Fred’s Views - Issue 8
A weekly summary of what I've found interesting at the intersection of economics, finance and technology.
Keeping with the theme of corporate sources of funding in Asia (see Issue 7), the new Star Market in Shanghai, focusing on technology companies, started trading last week (FT $). The authorities’ stated goal was to increase the maturity of capital markets, “to ensure that the right funding reaches the right companies at the right price.” There were restrictions on who could trade on this new board, with minimum funds and experience requirements for example, but in the end the pent-up demand for a piece of the action in China's tech industry proved overwhelming, and shares popped on the opening day. Of course now the question is whether the new board will succeed in becoming a source of long-term funding, or whether it will just be another venue for speculation.
Journalists and other experts investigating Russian intelligence activities were targeted by sophisticated phishing campaigns (FT $). The interesting wrinkle is that the targets are using ProtonMail, one of the world’s best-known secure email services. The targets of the campaign are obviously sophisticated users, and yet it seems as if a breach may have occurred, which serves as a good reminder that the human link is often the weakest in the security chain, or at least the easiest to exploit.

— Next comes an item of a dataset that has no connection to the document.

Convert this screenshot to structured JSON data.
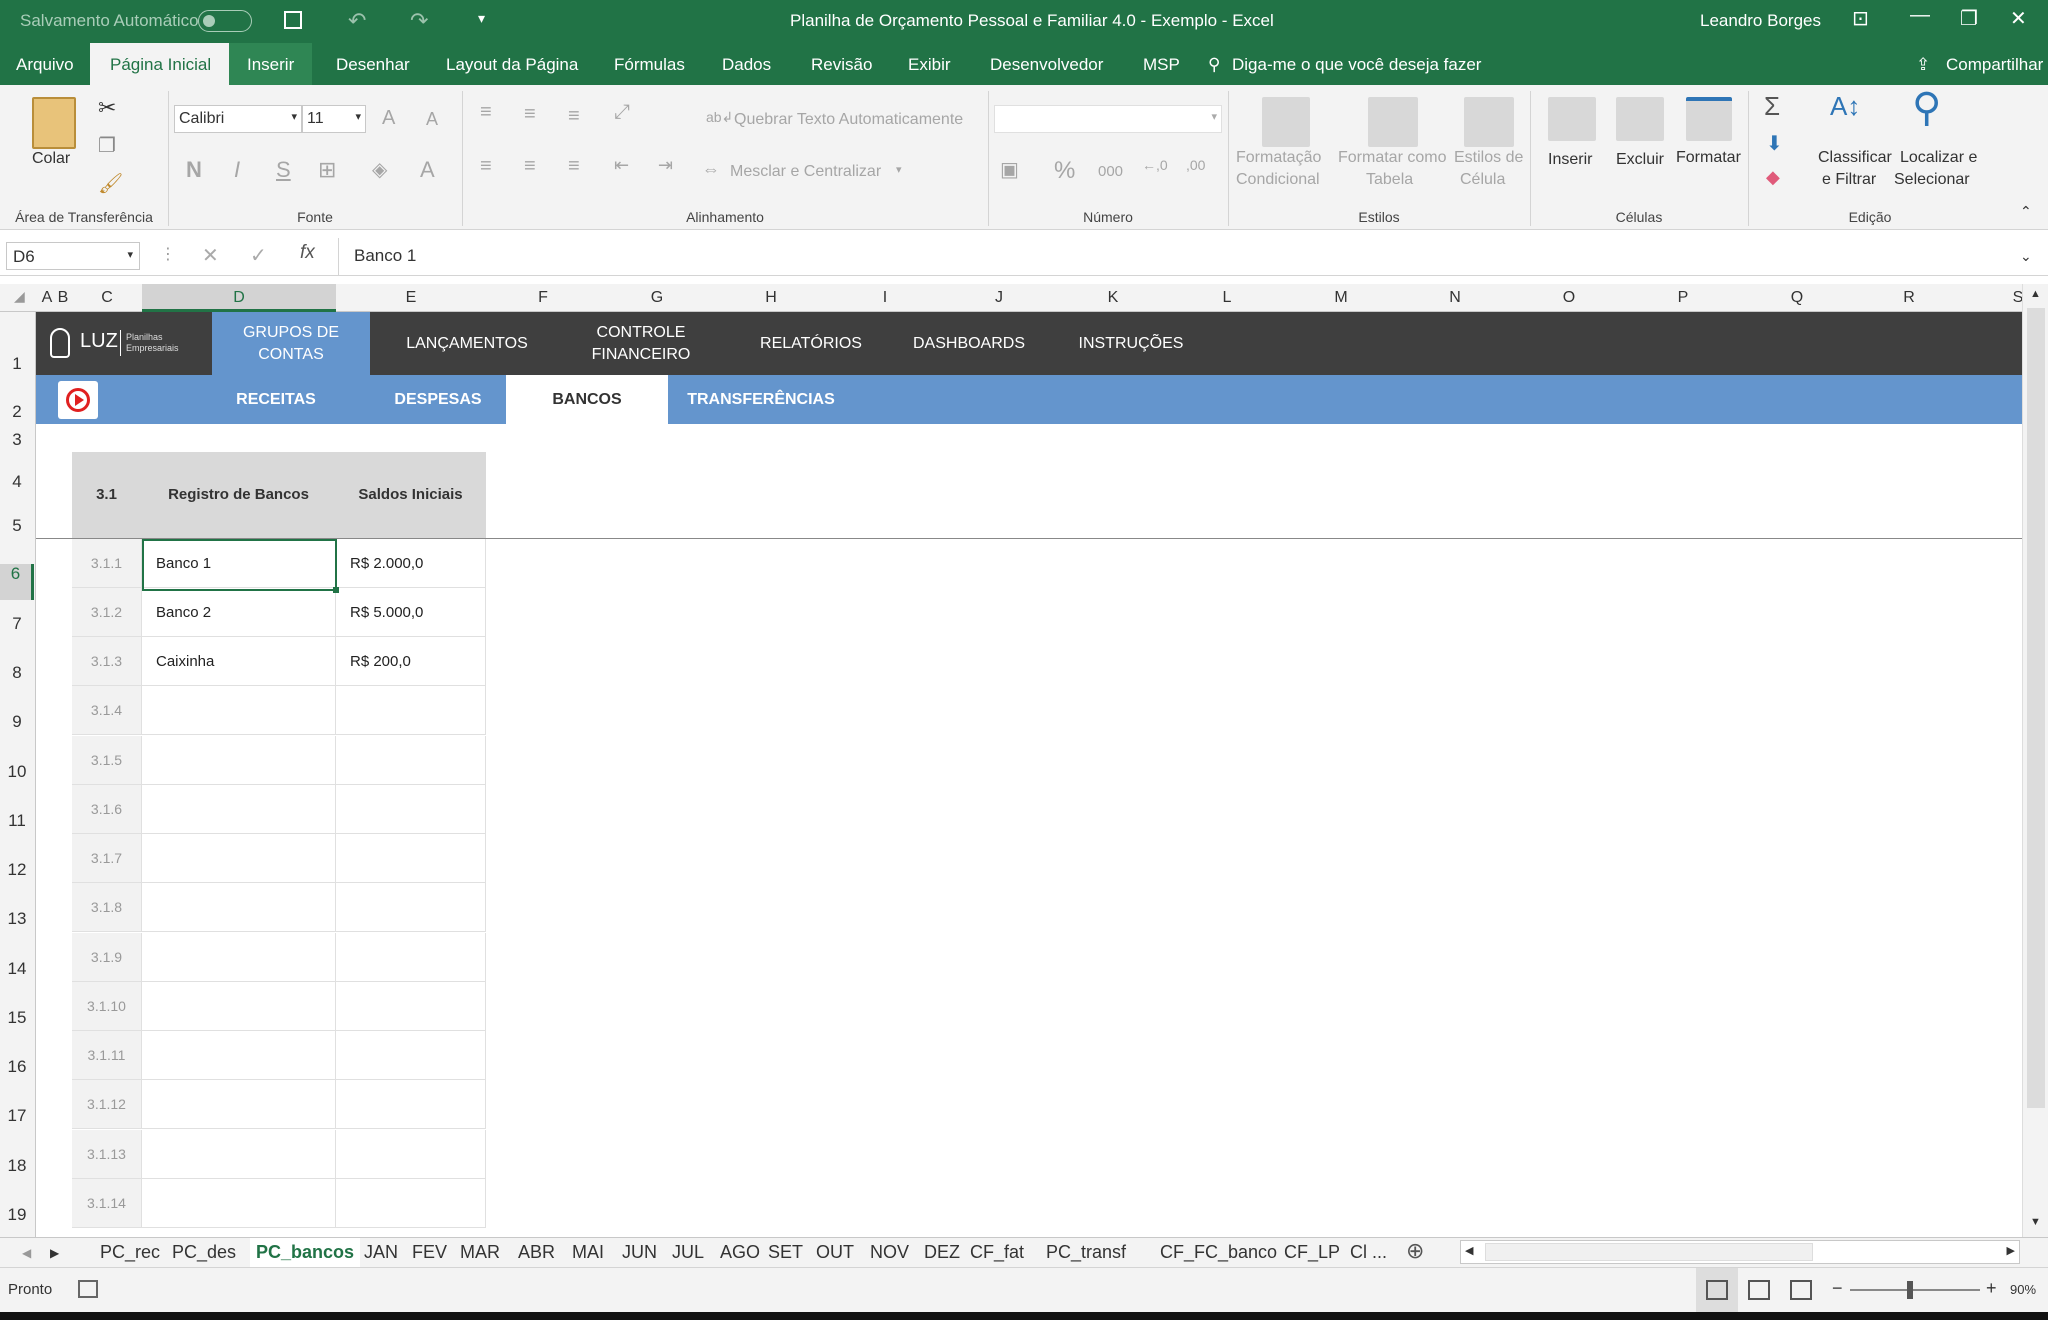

In related news, a German public broadcaster did an investigation into incidences of cyber espionage (BR), and discovered that nearly all German corporations in the DAX index, often leaders in their field, were compromised to a lesser or greater degree. The interesting angle here is that the attacks were not particularly sophisticated, but the sheer volume of them nearly guarantees that some valuable information will be uncovered. Another reminder of the stark asymmetry in costs for trying to secure a company vs trying to compromise it.
However, most people shouldn't worry too much about such attacks, and more about more mundane pests like adware (Wired)
Amazon will try everything in the retail industry's 150-year old playbook, but they haven't yet cracked the overall shopping experience. Read (Wired)
Profile of Morgan Beller, the driving force behind Facebook's Libra. Read (CNBC)
Sequoia Capital is turning its focus to South and Southeast Asia to find future unicorns, after seeing a decline in opportunities in China, a result of their longtime presence there as well as the huge amounts of funding available in that market. Read (FT $)
The London Stock Exchange is in talks to buy Refinitiv, which used to be Thomson Reuters’ market data business. If it succeeds, it could emerge as a credible rival to Bloomberg. It's established that markets data is one of the few types of data that people are willing to pay for, but I wonder whether this is not a merger rooted in the past, rather than the future... Read (Business Insider)
Payments looks like the financial services function most likely to be disrupted by tech upstarts. It's a technological problem to start with and the current solutions leave to be desired (slow, cumbersome). But incumbents such as SWIFT may well be best placed to successfully disrupt themselves. Case in point: in a recent trial, SWIFT managed to bring down the processing time for cross-border payments in Asia to just seconds, using its new gpi platform. Read (Swift)
WeWork is planning to IPO as early as September. Cashing out while they can? Read (FT $)
Ride-hailing cars account for nearly one third of Manhattan traffic, and traffic speeds have fallen almost 30% compared to 2010. So much for increasing efficiency on the road... Read (Twitter)
Very interesting look at the realities behind AI and data, and a related framework for analysis, applied to the US vs China. Read (MacroPolo)
A popular ML algorithm used to identify “toxic” speech on social media platforms, rates tweets by far-right extremists as less toxic than those of drag queens, who inevitably are usually the target of said toxicity. Sad confirmation that context entirely eludes such algorithms, and that by extension they are not the solution to policing behaviour online. Read (InternetLab)
This is not a surprise, obviously, but Apple also listens to Siri recordings as part of its quality control processes, and contractors end up hearing things they probably shouldn't have... (see Issue 6 for a similar story with Google Assistant) Read (The Guardian)
It's fairly trivial to draw up a detailed map of a random Instagram user’s whereabouts, using the location data they willingly uploaded to the system. See also the danger of the human factor higher up in this newsletter. Read (Wired)
That's it for this week's edition. As always, thanks for reading and please forward this to anyone who you think might be interested, it would be much appreciated.